During the testimony part of the hearing, the same two officers testified that did so at Heicklen's hearing. However, unlike Heicklen at his hearing, Mr. Burke cross-examined both witnesses.

In his opening statement (which was interrupted and concluded after the testimony of the Police officers) , Mr. Burke apologized to the other defendants and their attorneys that the court was wasting their time on our cases, when it had real criminal cases to consider.

A citation for Mr. Burke's arrest was issued on February 13, 1998, for possession of a small amount of marijuana on February 12, 1998. His preliminary hearing was scheduled for March 25, 1998

Mr. Burke said that he had requested that his preliminary hearing be moved to March 4, 1998. His request was granted. On March 2, 1998, Mr. Burke called the Court Administrator to find the exact time of his hearing on March 4, 1998. This was important, because he had hired a court stenographer, who is being paid by the hour. He was informed that his hearing was not rescheduled for March 4, but would be held on March 25. He received no other notice of the shift back to March 25. Had he not called the Court Administrator, he would have appeared on March 4 for nothing and had to pay the stenographer. Furthermore Mr. Burke was notified that the earliest possible date for the pretrial conference was May 26, 1998.

In a letter of February 27, 1998, Ms. Ishler informed Heicklen that all preliminary hearings are scheduled for 1:00. Rule 27 of the Pennsylvania Criminal rules of Court prohibit cameras in the Courtroom.

Mr. Burke has been denied a speedy trial. This imposes a particular hardship on him, because after the University semester is completed, he will move back to his mother's home in West Virginia. For him to have court proceedings during the summer will place an unnecessary and unfair burden on him.

The prohibition on cameras in the courtroom denies Mr. Burke the right to a fair trial. It means that he will have no visual record to present on appeal.

The procedure of assigning everyone a time of 1:00 PM for his or her hearing indicates that the Court already considers defendants undeserving of common courtesy. Some of the defendants will have to wait until 4:00 or 4:30 before their cases are called. In addition Mr. Burke had an examination that evening. He could better be using his time studying than waiting around for his hearing to be called. This indicates that Mr. Burke will not receive an impartial trial.

Because Mr. Burke has been denied a fair, impartial, and speedy trial, he requested that his case be dismissed and charges dropped. Magistrate Sinclair denied the motion.

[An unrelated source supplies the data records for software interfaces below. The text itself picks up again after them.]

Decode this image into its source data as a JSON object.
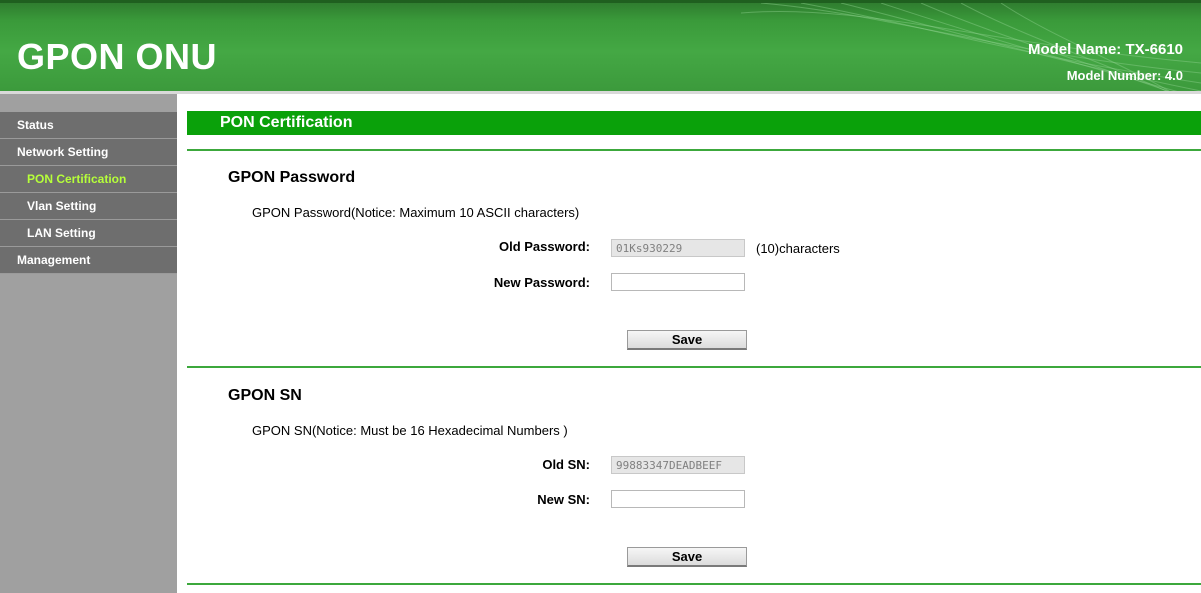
{
  "header": {
    "logo": "GPON ONU",
    "model_name": "Model Name: TX-6610",
    "model_number": "Model Number: 4.0"
  },
  "sidebar": {
    "items": [
      {
        "label": "Status",
        "level": 1,
        "active": false
      },
      {
        "label": "Network Setting",
        "level": 1,
        "active": false
      },
      {
        "label": "PON Certification",
        "level": 2,
        "active": true
      },
      {
        "label": "Vlan Setting",
        "level": 2,
        "active": false
      },
      {
        "label": "LAN Setting",
        "level": 2,
        "active": false
      },
      {
        "label": "Management",
        "level": 1,
        "active": false
      }
    ]
  },
  "page": {
    "title": "PON Certification",
    "password_section": {
      "title": "GPON Password",
      "notice": "GPON Password(Notice: Maximum 10 ASCII characters)",
      "old_label": "Old Password:",
      "old_value": "01Ks930229",
      "old_suffix": "(10)characters",
      "new_label": "New Password:",
      "new_value": "",
      "save_label": "Save"
    },
    "sn_section": {
      "title": "GPON SN",
      "notice": "GPON SN(Notice: Must be 16 Hexadecimal Numbers )",
      "old_label": "Old SN:",
      "old_value": "99883347DEADBEEF",
      "new_label": "New SN:",
      "new_value": "",
      "save_label": "Save"
    }
  },
  "colors": {
    "header_green": "#44a844",
    "title_bar_green": "#0aa10a",
    "divider_green": "#3ca83c",
    "sidebar_item_bg": "#6e6e6e",
    "sidebar_bg": "#a0a0a0",
    "active_nav_text": "#b6ff3a"
  }
}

Then Mr. Burke requested that a grand jury be convened for the same reasons as given by Heicklen in his preliminary hearing. He requested that the grand jury proceedings be public, and that he be allowed to address that grand jury before an indictment is issued. This motion was denied also.

At the end of the hearing, Mr. Burke was given some papers to sign, which he did. The magistrate allowed Heicklen to sign as counsel.

 

PRELIMINARY HEARING

of Ken Keltner and Jennifer Corbett

March 25, 1998

The preliminary hearings of Ken Keltner and Jennifer Corbett were joined. They were represented by attorney Joseph Devecka. The same two officers testified for the prosecution. Mr. Devecka cross-examined the witnesses. He called no witnesses for the defense. Nothing unusual happened at this hearing.

For all four defendants and Alan Gordon, arraignment was set for April 20, 1998, at 1:00 PM in Courtroom #3. The pre-trial conferences were set for May 26, 1998, at 8:00 AM on Courtroom #1. Jury selection was set for June 8, 1998, at 8:30 AM in Courtroom #3.

Magistrate Sinclair has trampled on the U. S. Constitution, and denied us our basic legal rights. He has committed treason.

We will continue our Smoke Outs and make our case in the streets. I ask that no-one under 18 years old smoke marijuana. We appreciate your support, but if minors smoke, it will hurt our cause. If arrested, give only your name and address. Go limp and make the officers carry you away from the demonstration. Plead not guilty and ask for a speedy, jury trial.

If you are attacked by either police or bystanders, go into the fetal position, and use your hands to protect your head. Under no circumstances, even if provoked, use violence. Thank you for your cooperation.